Extracted data entries
------------------------------------------------------------

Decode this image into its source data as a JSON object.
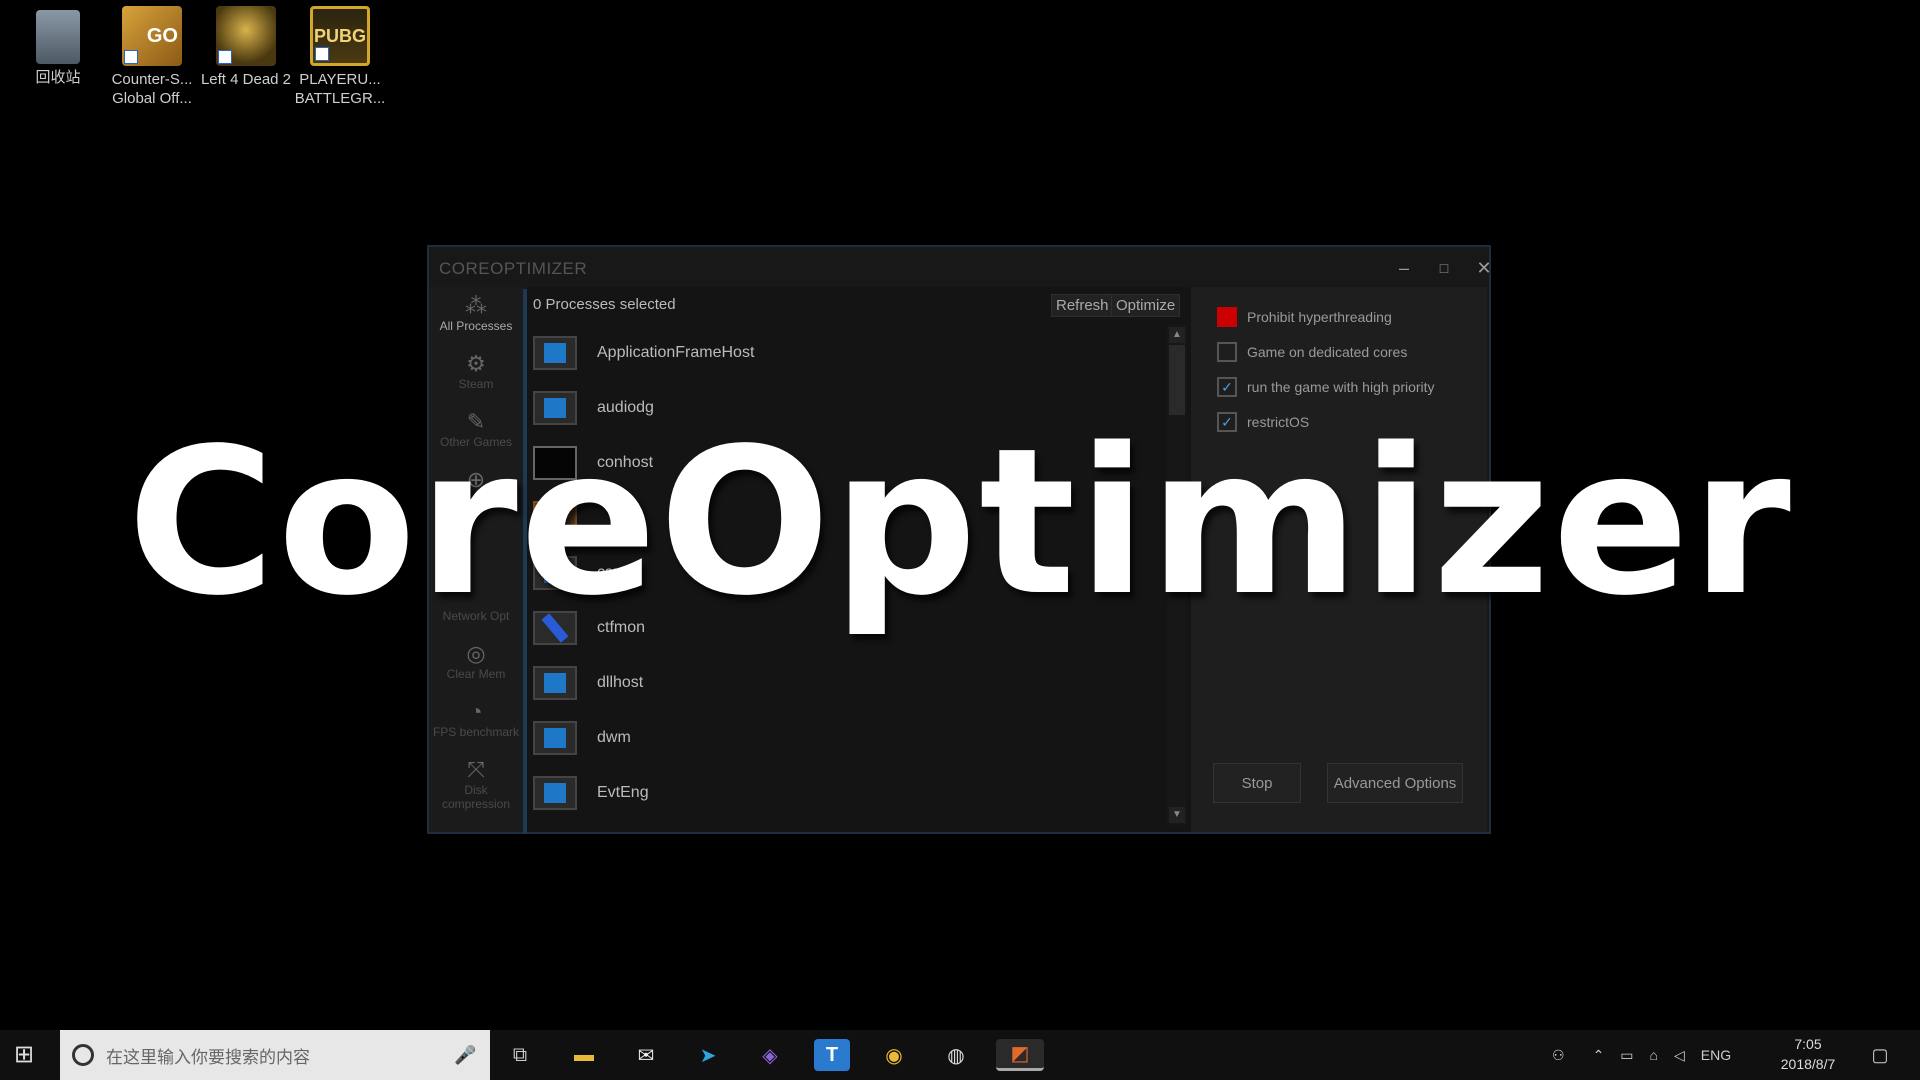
{
  "desktop": {
    "icons": [
      {
        "label": "回收站",
        "icon": "recycle-bin-icon"
      },
      {
        "label": "Counter-S... Global Off...",
        "icon": "csgo-icon",
        "badge": "GO"
      },
      {
        "label": "Left 4 Dead 2",
        "icon": "l4d2-icon"
      },
      {
        "label": "PLAYERU... BATTLEGR...",
        "icon": "pubg-icon",
        "badge": "PUBG"
      }
    ]
  },
  "window": {
    "title": "COREOPTIMIZER",
    "controls": {
      "minimize": "–",
      "maximize": "□",
      "close": "✕"
    }
  },
  "sidebar": {
    "items": [
      {
        "label": "All Processes",
        "icon": "processes-icon"
      },
      {
        "label": "Steam",
        "icon": "steam-icon"
      },
      {
        "label": "Other Games",
        "icon": "gamepad-icon"
      },
      {
        "label": "Cores Opt",
        "icon": "crosshair-icon"
      },
      {
        "label": "",
        "icon": "blank-icon"
      },
      {
        "label": "Network Opt",
        "icon": "network-icon"
      },
      {
        "label": "Clear Mem",
        "icon": "memory-icon"
      },
      {
        "label": "FPS benchmark",
        "icon": "gauge-icon"
      },
      {
        "label": "Disk compression",
        "icon": "compress-icon"
      }
    ]
  },
  "processes": {
    "selected_text": "0 Processes selected",
    "refresh_label": "Refresh",
    "optimize_label": "Optimize",
    "items": [
      {
        "name": "ApplicationFrameHost",
        "icon": "window-icon"
      },
      {
        "name": "audiodg",
        "icon": "window-icon"
      },
      {
        "name": "conhost",
        "icon": "console-icon"
      },
      {
        "name": "",
        "icon": "app-icon"
      },
      {
        "name": "csrss",
        "icon": "window-icon"
      },
      {
        "name": "ctfmon",
        "icon": "pen-icon"
      },
      {
        "name": "dllhost",
        "icon": "window-icon"
      },
      {
        "name": "dwm",
        "icon": "window-icon"
      },
      {
        "name": "EvtEng",
        "icon": "window-icon"
      }
    ]
  },
  "options": {
    "checkboxes": [
      {
        "label": "Prohibit hyperthreading",
        "state": "red"
      },
      {
        "label": "Game on dedicated cores",
        "state": "unchecked"
      },
      {
        "label": "run the game with high priority",
        "state": "checked"
      },
      {
        "label": "restrictOS",
        "state": "checked"
      }
    ],
    "stop_label": "Stop",
    "advanced_label": "Advanced Options"
  },
  "overlay_title": "CoreOptimizer",
  "taskbar": {
    "search_placeholder": "在这里输入你要搜索的内容",
    "apps": [
      "task-view-icon",
      "file-explorer-icon",
      "mail-icon",
      "telegram-icon",
      "visual-studio-icon",
      "t-app-icon",
      "chrome-icon",
      "ball-app-icon",
      "coreoptimizer-icon"
    ],
    "language": "ENG",
    "time": "7:05",
    "date": "2018/8/7"
  },
  "colors": {
    "accent": "#1f77c8",
    "danger": "#cc0000",
    "bg": "#000000"
  }
}
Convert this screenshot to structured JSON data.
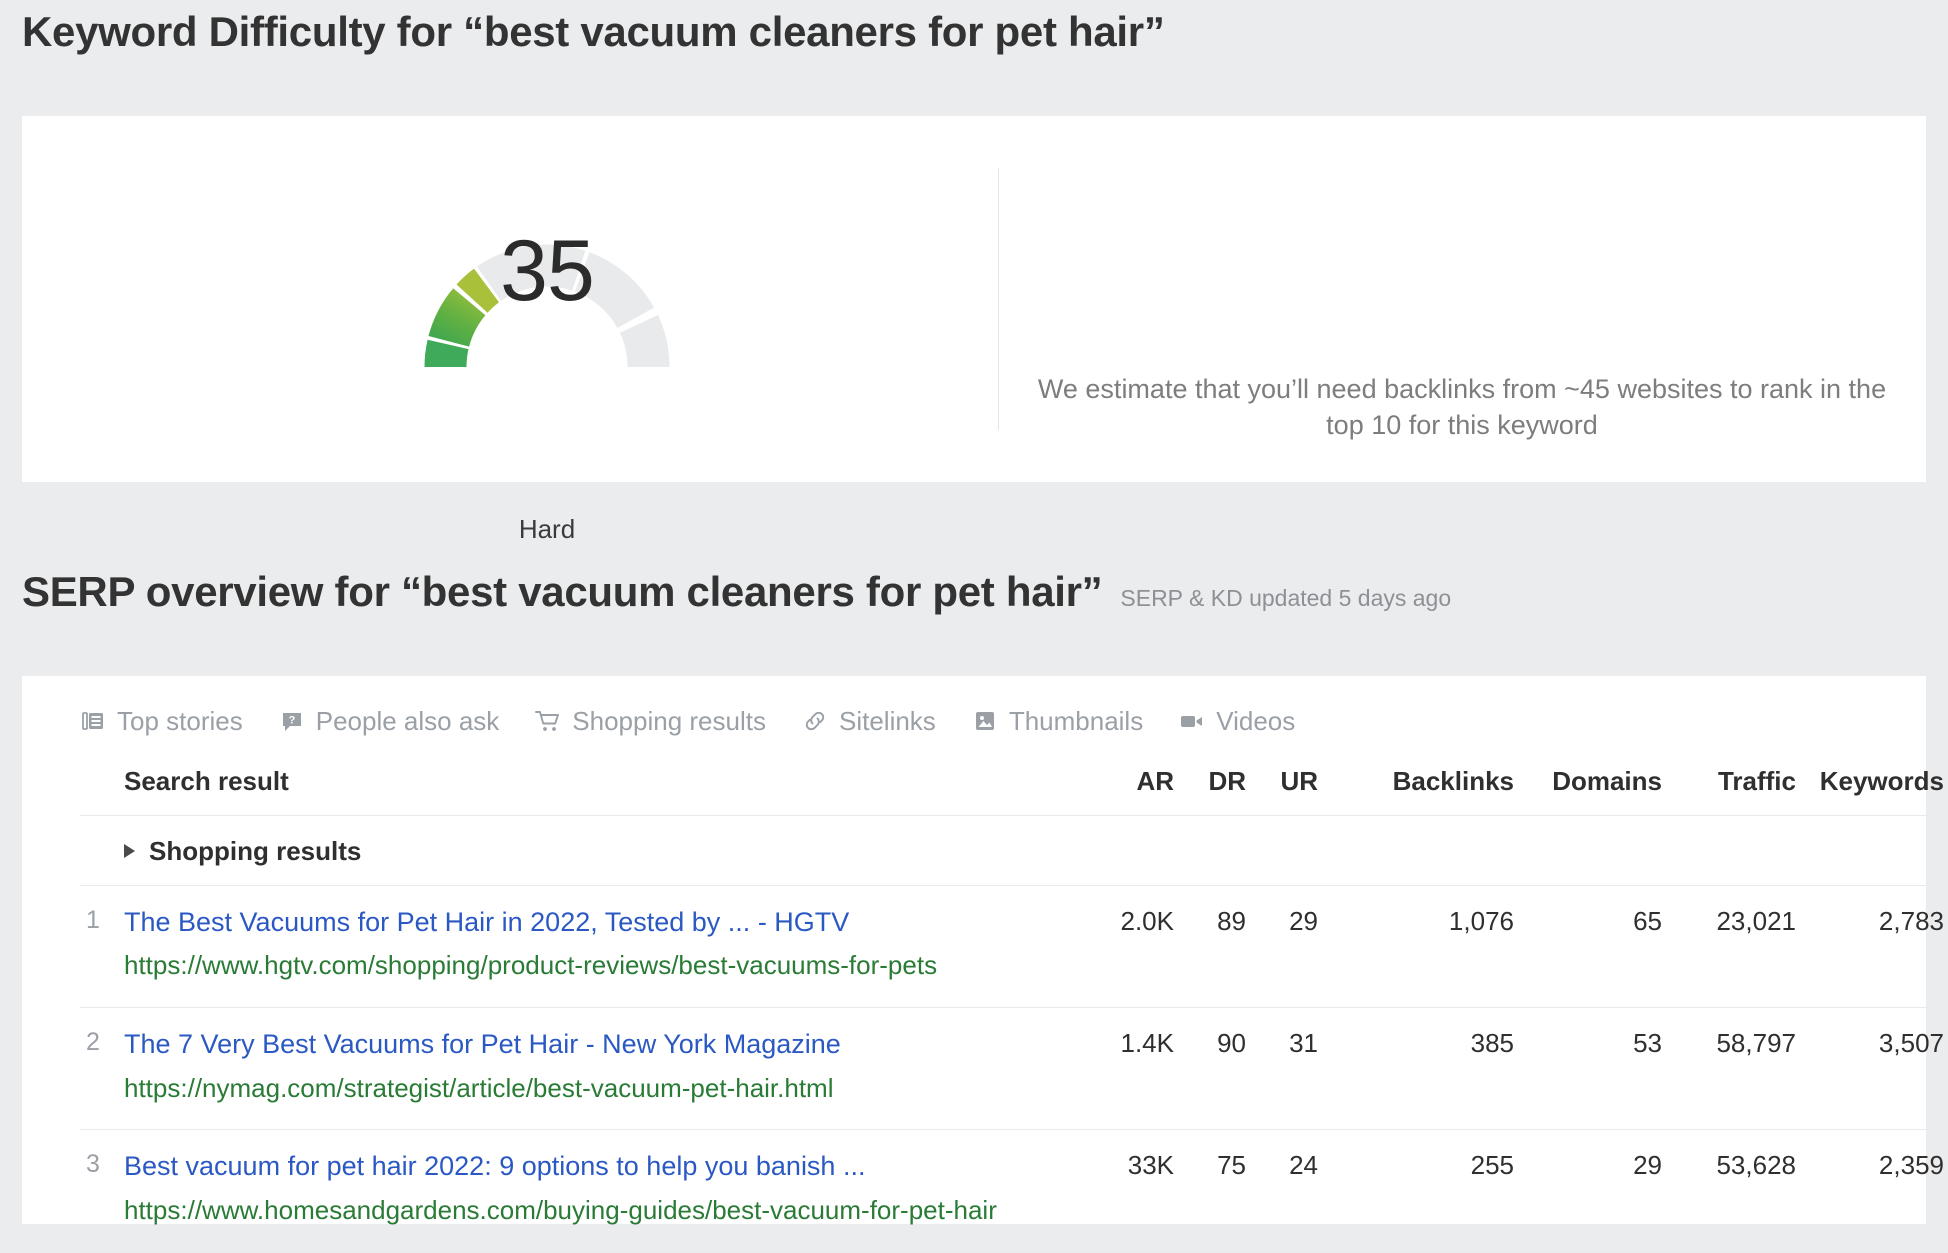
{
  "kd": {
    "heading": "Keyword Difficulty for “best vacuum cleaners for pet hair”",
    "score": "35",
    "label": "Hard",
    "note": "We estimate that you’ll need backlinks from ~45 websites to rank in the top 10 for this keyword",
    "colors": {
      "track": "#e9eaec",
      "green_dark": "#3faa5a",
      "green_mid": "#6cb33f",
      "green_light": "#a8c03a",
      "text_dark": "#2b2b2b"
    }
  },
  "serp": {
    "heading": "SERP overview for “best vacuum cleaners for pet hair”",
    "updated": "SERP & KD updated 5 days ago",
    "features": [
      {
        "icon": "top-stories-icon",
        "label": "Top stories"
      },
      {
        "icon": "people-also-ask-icon",
        "label": "People also ask"
      },
      {
        "icon": "shopping-cart-icon",
        "label": "Shopping results"
      },
      {
        "icon": "sitelinks-icon",
        "label": "Sitelinks"
      },
      {
        "icon": "thumbnails-icon",
        "label": "Thumbnails"
      },
      {
        "icon": "videos-icon",
        "label": "Videos"
      }
    ],
    "columns": {
      "search_result": "Search result",
      "ar": "AR",
      "dr": "DR",
      "ur": "UR",
      "backlinks": "Backlinks",
      "domains": "Domains",
      "traffic": "Traffic",
      "keywords": "Keywords"
    },
    "shopping_row": {
      "label": "Shopping results",
      "expanded": false
    },
    "rows": [
      {
        "rank": "1",
        "title": "The Best Vacuums for Pet Hair in 2022, Tested by ... - HGTV",
        "url": "https://www.hgtv.com/shopping/product-reviews/best-vacuums-for-pets",
        "ar": "2.0K",
        "dr": "89",
        "ur": "29",
        "backlinks": "1,076",
        "domains": "65",
        "traffic": "23,021",
        "keywords": "2,783"
      },
      {
        "rank": "2",
        "title": "The 7 Very Best Vacuums for Pet Hair - New York Magazine",
        "url": "https://nymag.com/strategist/article/best-vacuum-pet-hair.html",
        "ar": "1.4K",
        "dr": "90",
        "ur": "31",
        "backlinks": "385",
        "domains": "53",
        "traffic": "58,797",
        "keywords": "3,507"
      },
      {
        "rank": "3",
        "title": "Best vacuum for pet hair 2022: 9 options to help you banish ...",
        "url": "https://www.homesandgardens.com/buying-guides/best-vacuum-for-pet-hair",
        "ar": "33K",
        "dr": "75",
        "ur": "24",
        "backlinks": "255",
        "domains": "29",
        "traffic": "53,628",
        "keywords": "2,359"
      }
    ]
  },
  "chart_data": {
    "type": "pie",
    "title": "Keyword Difficulty gauge",
    "value": 35,
    "max": 100,
    "value_label": "35",
    "difficulty_label": "Hard",
    "segments": [
      {
        "name": "filled-dark-green",
        "start_deg": 0,
        "end_deg": 62,
        "color": "#3faa5a"
      },
      {
        "name": "filled-mid-green",
        "start_deg": 66,
        "end_deg": 108,
        "color": "#6cb33f"
      },
      {
        "name": "filled-light-green",
        "start_deg": 112,
        "end_deg": 126,
        "color": "#a8c03a"
      },
      {
        "name": "empty-track-1",
        "start_deg": 130,
        "end_deg": 236,
        "color": "#e9eaec"
      },
      {
        "name": "empty-track-2",
        "start_deg": 240,
        "end_deg": 270,
        "color": "#e9eaec"
      }
    ]
  }
}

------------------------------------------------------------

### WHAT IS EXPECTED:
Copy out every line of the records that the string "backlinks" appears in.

### YOUR RESPONSE:
    "note": "We estimate that you’ll need backlinks from ~45 websites to rank in the top 10 for this keyword",
      "backlinks": "Backlinks",
        "backlinks": "1,076",
        "backlinks": "385",
        "backlinks": "255",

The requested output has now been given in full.